We all know AMG‘s policy on supergroups, but if ever there was an act that continues to entice, it has to be the Swedish Modern Prometheus, Bloodbath, a band responsible for creating two of my very favorite death metal albums and reliably catering to all my HM2 needs. Our very own Steel Commander saw fit to furnish their previous release with a favorable review, and while I didn’t enjoy it quite as much, I can’t say they have ever truly disappointed me. Four years drinking deeply of the grave has re-energized the quintet to return and beguile those of a buzzsaw bent with another foray into the old-school. The Arrow of Satan Is Drawn (TAoSID) prepares to hurtle through the hearts of Sunlight sons the world over with a fifth frenzy of death metal surely exhumed to consume. The band are famously composed of members of Katatonia, Opeth, Witchery and Paradise Lost — with a pedigree so exemplary, the question is less: is it good? But rather: how good?
There can be no denying that, although successful, Grand Morbid Funeral was a divisive record. Some quibbled at Nick Holmes’ debut as vocalist, while those like me took minor exception to the overt back-to-basics direction of the material. I am happy to report that TAoSID boasts a superior splatter pattern. This is, in part, due to the addition of guitarist Joakim Karlsson of the black metal band Craft. His influence, while admittedly subtle, emerges in microcosms of a musical darkness that Bloodbath had yet to explore, and the effects are immediately noticeable. Opener, “Fleischmann,” pulls a brutal bolt from the quiver and looses a volley of dramatic black metal instrumentation, all swaddled in that ever-present Entombed/Dismember comfort. Similarly, the break-neck “Deader” matches the eerie leads that sprawled over Resurrection Through Carnage with even more icy chords and the extra element is absolutely welcome.
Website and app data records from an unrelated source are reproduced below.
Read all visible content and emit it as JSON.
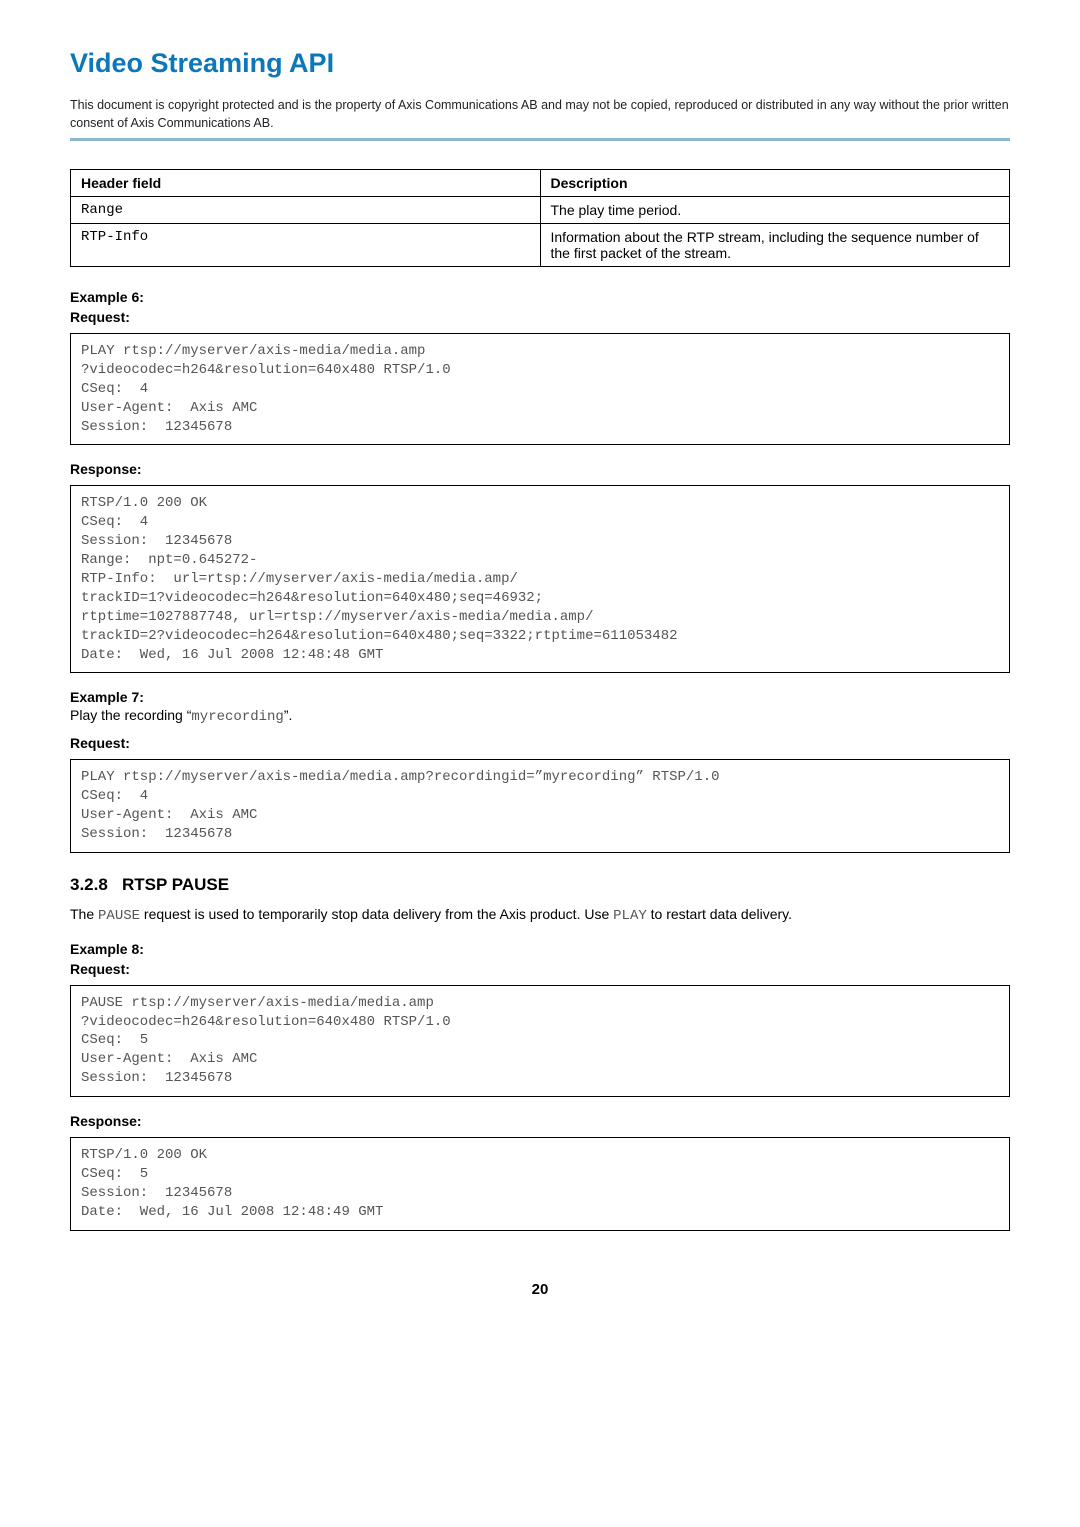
{
  "header": {
    "title": "Video Streaming API",
    "copyright": "This document is copyright protected and is the property of Axis Communications AB and may not be copied, reproduced or distributed in any way without the prior written consent of Axis Communications AB."
  },
  "table": {
    "head": {
      "c1": "Header field",
      "c2": "Description"
    },
    "rows": [
      {
        "c1": "Range",
        "c2": "The play time period."
      },
      {
        "c1": "RTP-Info",
        "c2": "Information about the RTP stream, including the sequence number of the first packet of the stream."
      }
    ]
  },
  "example6": {
    "label": "Example 6:",
    "request_label": "Request:",
    "request_code": "PLAY rtsp://myserver/axis-media/media.amp\n?videocodec=h264&resolution=640x480 RTSP/1.0\nCSeq:  4\nUser-Agent:  Axis AMC\nSession:  12345678",
    "response_label": "Response:",
    "response_code": "RTSP/1.0 200 OK\nCSeq:  4\nSession:  12345678\nRange:  npt=0.645272-\nRTP-Info:  url=rtsp://myserver/axis-media/media.amp/\ntrackID=1?videocodec=h264&resolution=640x480;seq=46932;\nrtptime=1027887748, url=rtsp://myserver/axis-media/media.amp/\ntrackID=2?videocodec=h264&resolution=640x480;seq=3322;rtptime=611053482\nDate:  Wed, 16 Jul 2008 12:48:48 GMT"
  },
  "example7": {
    "label": "Example 7:",
    "desc_prefix": "Play the recording “",
    "desc_mono": "myrecording",
    "desc_suffix": "”.",
    "request_label": "Request:",
    "request_code": "PLAY rtsp://myserver/axis-media/media.amp?recordingid=”myrecording” RTSP/1.0\nCSeq:  4\nUser-Agent:  Axis AMC\nSession:  12345678"
  },
  "section": {
    "num": "3.2.8",
    "title": "RTSP PAUSE",
    "para_a": "The ",
    "para_mono1": "PAUSE",
    "para_b": " request is used to temporarily stop data delivery from the Axis product. Use ",
    "para_mono2": "PLAY",
    "para_c": " to restart data delivery."
  },
  "example8": {
    "label": "Example 8:",
    "request_label": "Request:",
    "request_code": "PAUSE rtsp://myserver/axis-media/media.amp\n?videocodec=h264&resolution=640x480 RTSP/1.0\nCSeq:  5\nUser-Agent:  Axis AMC\nSession:  12345678",
    "response_label": "Response:",
    "response_code": "RTSP/1.0 200 OK\nCSeq:  5\nSession:  12345678\nDate:  Wed, 16 Jul 2008 12:48:49 GMT"
  },
  "page_number": "20"
}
Of course, as is the nature of the genre, there are more than enough typical Swedeath rippers to satisfy. “Bloodicide,” the album’s first single, has grown on me substantially since release and dominates with thick riffing and an immediate chorus. The song’s bridge includes an all-star guest spot from Karl Willetts (Bolt Thrower, Memoriam), Jeff Walker (Carcass) and John Walker (Cancer). Their appearance doesn’t exactly enhance the track, but their inclusion completes a great celebration of some of Britain’s finest. Deserving special mention is “Levitator.” Lurching slow and low, it sees the band dragging the corpse over the deliberate and arcane terrain. Nick Holmes turns in a fantastic performance on TAoSID and “Levitator” might just be his finest moment. His sickening rasp is as grave-worn as ever but now resounds with an added depth sure to silence his detractors on Grand Morbid Funeral.
Bloodbath‘s minor experimentation certainly pays dividends, but sadly not consistently. “Wayward Samaritan” commits an early faux pas by taking a speed metal riff and giving it the HM2 treatment. The song isn’t bad, but it’s notably awkward. “Warhead Ritual” offers a crust assault, but also fails to detonate. In fact, an interchangeable quality is really the album’s biggest issue and pervades much of the second half. Blakkheim’s riffs are as potent as ever, with plenty of trilling leads and a few skillful solos, but repetition undeniably sets in. The biggest source of frustration, however, comes right at the very end. “Only the Dead Survive” is an absolute monster that brandishes jackhammer palm-mutes and evocative blackened tremolos. It neatly ties all of the album’s themes together and should have been the perfect closer to an enjoyable record. Instead, TAoSID ends with “Chainsaw Lullaby,” a fun but ultimately ineffective Swedeath archetype. This lack of attention to pacing seems endemic to metal at the moment and the result directly affects the album’s replay value.
The Arrow of Satan Is Drawn is a good album with some killer songs. It neatly consolidates Bloodbath‘s signature quality with its predecessor’s approach and is perhaps the closest the band has come to replicating the songwriting standard1 found on their first two releases. With better track arrangement and a willingness to cut some unnecessary inclusions, Bloodbath seem poised to rediscover gold sometime in the near future. As it is, they have effortlessly delivered another prime example, but in a year with fantastic releases from Extremity and Heads for the Dead, good might not be enough to survive list season. Still heartily recommended for gorehounds near and far.